WHAT IS REQUIRED
An exact copy of every record, without the pictures, is what should come back.

(Records excerpted from a collection)
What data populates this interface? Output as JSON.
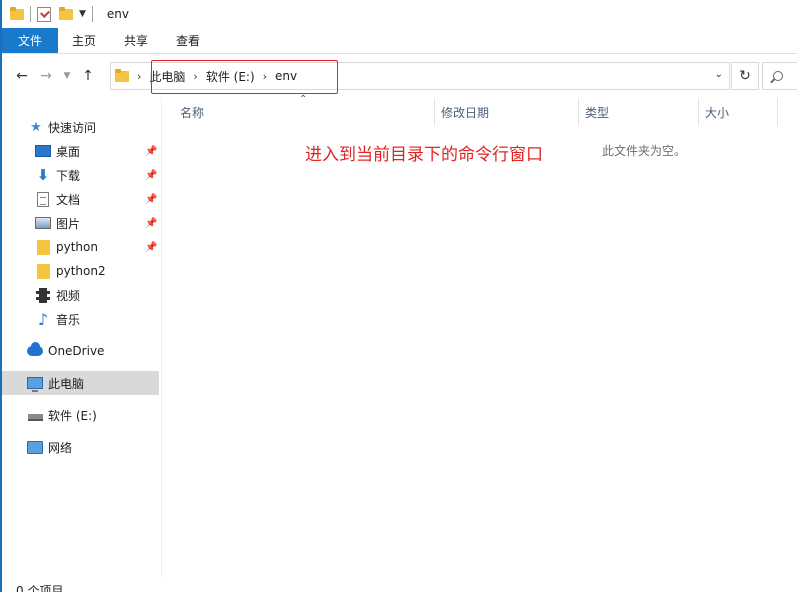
{
  "window": {
    "title": "env"
  },
  "ribbon": {
    "tabs": [
      "文件",
      "主页",
      "共享",
      "查看"
    ]
  },
  "address": {
    "crumbs": [
      "此电脑",
      "软件 (E:)",
      "env"
    ]
  },
  "columns": [
    "名称",
    "修改日期",
    "类型",
    "大小"
  ],
  "sidebar": {
    "items": [
      {
        "label": "快速访问",
        "icon": "star-icon"
      },
      {
        "label": "桌面",
        "icon": "desktop-icon",
        "pinned": true
      },
      {
        "label": "下载",
        "icon": "download-icon",
        "pinned": true
      },
      {
        "label": "文档",
        "icon": "document-icon",
        "pinned": true
      },
      {
        "label": "图片",
        "icon": "pictures-icon",
        "pinned": true
      },
      {
        "label": "python",
        "icon": "folder-icon",
        "pinned": true
      },
      {
        "label": "python2",
        "icon": "folder-icon"
      },
      {
        "label": "视频",
        "icon": "video-icon"
      },
      {
        "label": "音乐",
        "icon": "music-icon"
      },
      {
        "label": "OneDrive",
        "icon": "onedrive-icon"
      },
      {
        "label": "此电脑",
        "icon": "this-pc-icon",
        "selected": true
      },
      {
        "label": "软件 (E:)",
        "icon": "drive-icon"
      },
      {
        "label": "网络",
        "icon": "network-icon"
      }
    ]
  },
  "content": {
    "empty_message": "此文件夹为空。"
  },
  "annotation": {
    "text": "进入到当前目录下的命令行窗口"
  },
  "status": {
    "item_count": "0 个项目"
  },
  "colors": {
    "accent": "#1979ca",
    "annotation": "#e02424"
  }
}
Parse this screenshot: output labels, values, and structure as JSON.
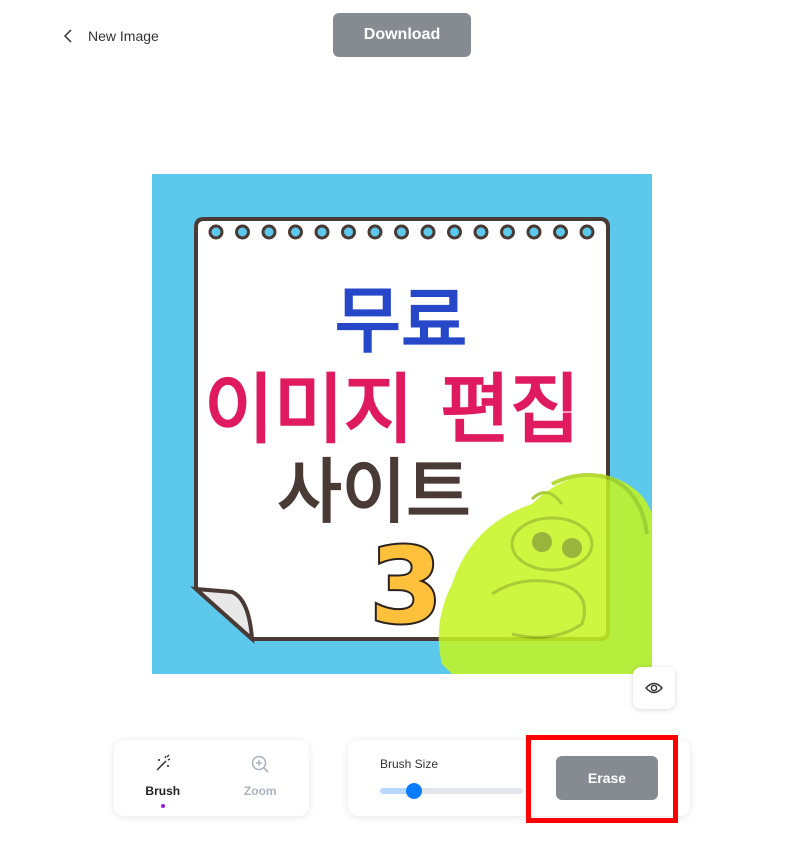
{
  "header": {
    "back_label": "New Image",
    "download_label": "Download"
  },
  "image": {
    "title_line1": "무료",
    "title_line2": "이미지 편집",
    "title_line3": "사이트",
    "number": "3",
    "background_color": "#5bc8ec",
    "line1_color": "#2747c9",
    "line2_color": "#e01a5f",
    "line3_color": "#4a3a35",
    "brush_overlay_color": "#c6f51f"
  },
  "tools": {
    "brush_label": "Brush",
    "zoom_label": "Zoom",
    "active_tool": "Brush"
  },
  "brush": {
    "size_label": "Brush Size",
    "size_fraction": 0.24,
    "erase_label": "Erase"
  },
  "colors": {
    "button_gray": "#868b91",
    "accent_blue": "#0a7cff",
    "active_dot": "#9b1fd6",
    "highlight": "#ff0000"
  }
}
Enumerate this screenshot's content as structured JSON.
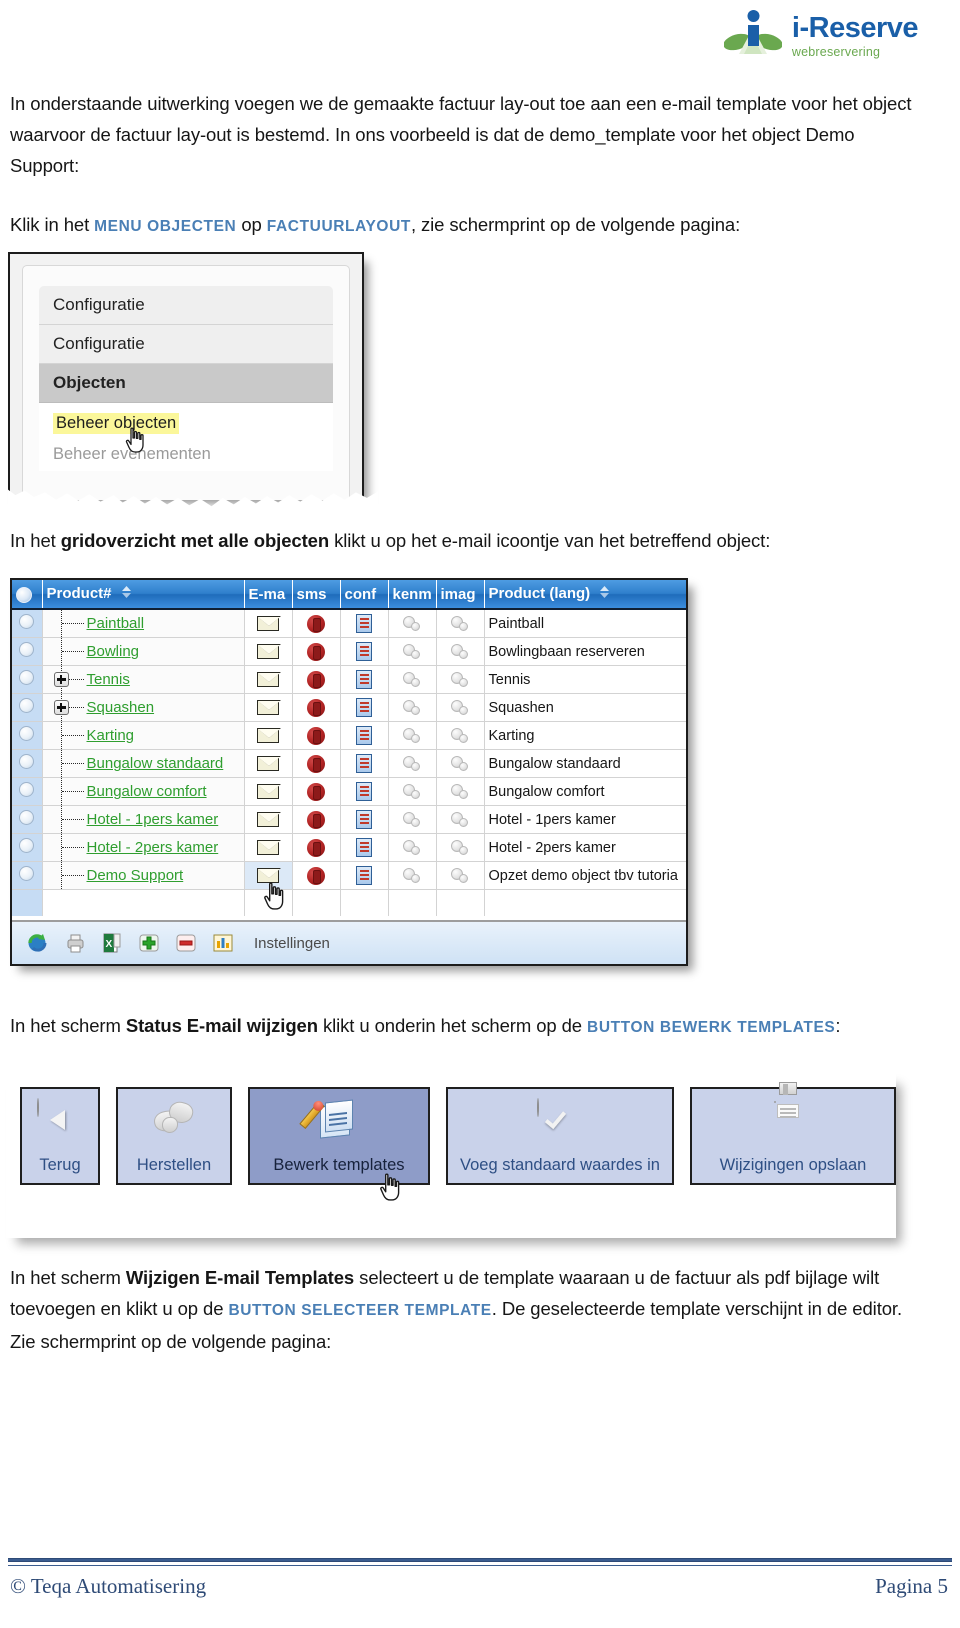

WRITTEN RESPONSE
What data populates this interface? Output as JSON.
{
  "window": {
    "title": "env"
  },
  "ribbon": {
    "tabs": [
      "文件",
      "主页",
      "共享",
      "查看"
    ]
  },
  "address": {
    "crumbs": [
      "此电脑",
      "软件 (E:)",
      "env"
    ]
  },
  "columns": [
    "名称",
    "修改日期",
    "类型",
    "大小"
  ],
  "sidebar": {
    "items": [
      {
        "label": "快速访问",
        "icon": "star-icon"
      },
      {
        "label": "桌面",
        "icon": "desktop-icon",
        "pinned": true
      },
      {
        "label": "下载",
        "icon": "download-icon",
        "pinned": true
      },
      {
        "label": "文档",
        "icon": "document-icon",
        "pinned": true
      },
      {
        "label": "图片",
        "icon": "pictures-icon",
        "pinned": true
      },
      {
        "label": "python",
        "icon": "folder-icon",
        "pinned": true
      },
      {
        "label": "python2",
        "icon": "folder-icon"
      },
      {
        "label": "视频",
        "icon": "video-icon"
      },
      {
        "label": "音乐",
        "icon": "music-icon"
      },
      {
        "label": "OneDrive",
        "icon": "onedrive-icon"
      },
      {
        "label": "此电脑",
        "icon": "this-pc-icon",
        "selected": true
      },
      {
        "label": "软件 (E:)",
        "icon": "drive-icon"
      },
      {
        "label": "网络",
        "icon": "network-icon"
      }
    ]
  },
  "content": {
    "empty_message": "此文件夹为空。"
  },
  "annotation": {
    "text": "进入到当前目录下的命令行窗口"
  },
  "status": {
    "item_count": "0 个项目"
  },
  "colors": {
    "accent": "#1979ca",
    "annotation": "#e02424"
  }
}
Parse this screenshot: output labels, values, and structure as JSON.
{
  "header": {
    "back_label": "New Image",
    "download_label": "Download"
  },
  "image": {
    "title_line1": "무료",
    "title_line2": "이미지 편집",
    "title_line3": "사이트",
    "number": "3",
    "background_color": "#5bc8ec",
    "line1_color": "#2747c9",
    "line2_color": "#e01a5f",
    "line3_color": "#4a3a35",
    "brush_overlay_color": "#c6f51f"
  },
  "tools": {
    "brush_label": "Brush",
    "zoom_label": "Zoom",
    "active_tool": "Brush"
  },
  "brush": {
    "size_label": "Brush Size",
    "size_fraction": 0.24,
    "erase_label": "Erase"
  },
  "colors": {
    "button_gray": "#868b91",
    "accent_blue": "#0a7cff",
    "active_dot": "#9b1fd6",
    "highlight": "#ff0000"
  }
}
Enumerate this screenshot's content as structured JSON.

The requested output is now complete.